- Data for this exercise
• • •

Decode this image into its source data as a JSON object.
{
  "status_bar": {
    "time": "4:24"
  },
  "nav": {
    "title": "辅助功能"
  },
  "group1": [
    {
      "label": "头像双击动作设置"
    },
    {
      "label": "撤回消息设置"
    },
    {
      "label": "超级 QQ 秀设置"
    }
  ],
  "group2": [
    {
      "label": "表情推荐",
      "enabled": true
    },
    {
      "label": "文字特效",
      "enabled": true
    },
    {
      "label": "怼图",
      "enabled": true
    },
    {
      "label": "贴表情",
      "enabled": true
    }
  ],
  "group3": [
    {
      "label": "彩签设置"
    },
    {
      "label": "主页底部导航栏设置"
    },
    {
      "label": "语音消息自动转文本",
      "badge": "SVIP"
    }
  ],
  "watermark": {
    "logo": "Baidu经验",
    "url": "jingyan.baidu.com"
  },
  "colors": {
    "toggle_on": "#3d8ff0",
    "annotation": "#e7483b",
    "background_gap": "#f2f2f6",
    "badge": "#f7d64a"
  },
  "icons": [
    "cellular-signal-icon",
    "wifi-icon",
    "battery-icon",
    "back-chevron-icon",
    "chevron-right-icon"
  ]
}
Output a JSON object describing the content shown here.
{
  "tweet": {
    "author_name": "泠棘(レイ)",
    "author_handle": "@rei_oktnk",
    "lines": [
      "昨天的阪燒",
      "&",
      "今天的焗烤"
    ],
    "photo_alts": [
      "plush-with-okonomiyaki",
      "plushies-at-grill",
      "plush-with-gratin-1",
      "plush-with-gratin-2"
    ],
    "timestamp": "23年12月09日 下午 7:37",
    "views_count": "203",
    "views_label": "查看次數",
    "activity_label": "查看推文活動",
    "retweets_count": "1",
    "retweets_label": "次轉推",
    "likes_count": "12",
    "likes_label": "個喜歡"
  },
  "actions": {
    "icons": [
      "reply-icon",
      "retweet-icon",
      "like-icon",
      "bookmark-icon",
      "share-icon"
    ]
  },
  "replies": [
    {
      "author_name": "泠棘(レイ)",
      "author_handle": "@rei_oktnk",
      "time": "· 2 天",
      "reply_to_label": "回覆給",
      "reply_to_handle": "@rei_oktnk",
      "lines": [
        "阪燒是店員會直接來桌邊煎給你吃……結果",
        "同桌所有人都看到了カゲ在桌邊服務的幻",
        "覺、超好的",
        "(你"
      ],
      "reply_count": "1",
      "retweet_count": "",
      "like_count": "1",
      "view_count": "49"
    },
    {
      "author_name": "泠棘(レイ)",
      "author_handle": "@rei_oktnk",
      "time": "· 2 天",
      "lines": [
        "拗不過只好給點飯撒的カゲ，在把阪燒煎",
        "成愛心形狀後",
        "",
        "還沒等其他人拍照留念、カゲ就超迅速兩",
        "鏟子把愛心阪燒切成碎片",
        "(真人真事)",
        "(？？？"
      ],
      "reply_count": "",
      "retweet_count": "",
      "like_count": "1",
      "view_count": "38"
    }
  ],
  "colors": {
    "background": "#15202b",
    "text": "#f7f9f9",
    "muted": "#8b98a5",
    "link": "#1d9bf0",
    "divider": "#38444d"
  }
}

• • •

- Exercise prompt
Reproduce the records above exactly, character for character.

- Answer for this exercise
Decode this image into its source data as a JSON object.
{
  "status_bar": {
    "time": "4:24"
  },
  "nav": {
    "title": "辅助功能"
  },
  "group1": [
    {
      "label": "头像双击动作设置"
    },
    {
      "label": "撤回消息设置"
    },
    {
      "label": "超级 QQ 秀设置"
    }
  ],
  "group2": [
    {
      "label": "表情推荐",
      "enabled": true
    },
    {
      "label": "文字特效",
      "enabled": true
    },
    {
      "label": "怼图",
      "enabled": true
    },
    {
      "label": "贴表情",
      "enabled": true
    }
  ],
  "group3": [
    {
      "label": "彩签设置"
    },
    {
      "label": "主页底部导航栏设置"
    },
    {
      "label": "语音消息自动转文本",
      "badge": "SVIP"
    }
  ],
  "watermark": {
    "logo": "Baidu经验",
    "url": "jingyan.baidu.com"
  },
  "colors": {
    "toggle_on": "#3d8ff0",
    "annotation": "#e7483b",
    "background_gap": "#f2f2f6",
    "badge": "#f7d64a"
  },
  "icons": [
    "cellular-signal-icon",
    "wifi-icon",
    "battery-icon",
    "back-chevron-icon",
    "chevron-right-icon"
  ]
}
Output a JSON object describing the content shown here.
{
  "tweet": {
    "author_name": "泠棘(レイ)",
    "author_handle": "@rei_oktnk",
    "lines": [
      "昨天的阪燒",
      "&",
      "今天的焗烤"
    ],
    "photo_alts": [
      "plush-with-okonomiyaki",
      "plushies-at-grill",
      "plush-with-gratin-1",
      "plush-with-gratin-2"
    ],
    "timestamp": "23年12月09日 下午 7:37",
    "views_count": "203",
    "views_label": "查看次數",
    "activity_label": "查看推文活動",
    "retweets_count": "1",
    "retweets_label": "次轉推",
    "likes_count": "12",
    "likes_label": "個喜歡"
  },
  "actions": {
    "icons": [
      "reply-icon",
      "retweet-icon",
      "like-icon",
      "bookmark-icon",
      "share-icon"
    ]
  },
  "replies": [
    {
      "author_name": "泠棘(レイ)",
      "author_handle": "@rei_oktnk",
      "time": "· 2 天",
      "reply_to_label": "回覆給",
      "reply_to_handle": "@rei_oktnk",
      "lines": [
        "阪燒是店員會直接來桌邊煎給你吃……結果",
        "同桌所有人都看到了カゲ在桌邊服務的幻",
        "覺、超好的",
        "(你"
      ],
      "reply_count": "1",
      "retweet_count": "",
      "like_count": "1",
      "view_count": "49"
    },
    {
      "author_name": "泠棘(レイ)",
      "author_handle": "@rei_oktnk",
      "time": "· 2 天",
      "lines": [
        "拗不過只好給點飯撒的カゲ，在把阪燒煎",
        "成愛心形狀後",
        "",
        "還沒等其他人拍照留念、カゲ就超迅速兩",
        "鏟子把愛心阪燒切成碎片",
        "(真人真事)",
        "(？？？"
      ],
      "reply_count": "",
      "retweet_count": "",
      "like_count": "1",
      "view_count": "38"
    }
  ],
  "colors": {
    "background": "#15202b",
    "text": "#f7f9f9",
    "muted": "#8b98a5",
    "link": "#1d9bf0",
    "divider": "#38444d"
  }
}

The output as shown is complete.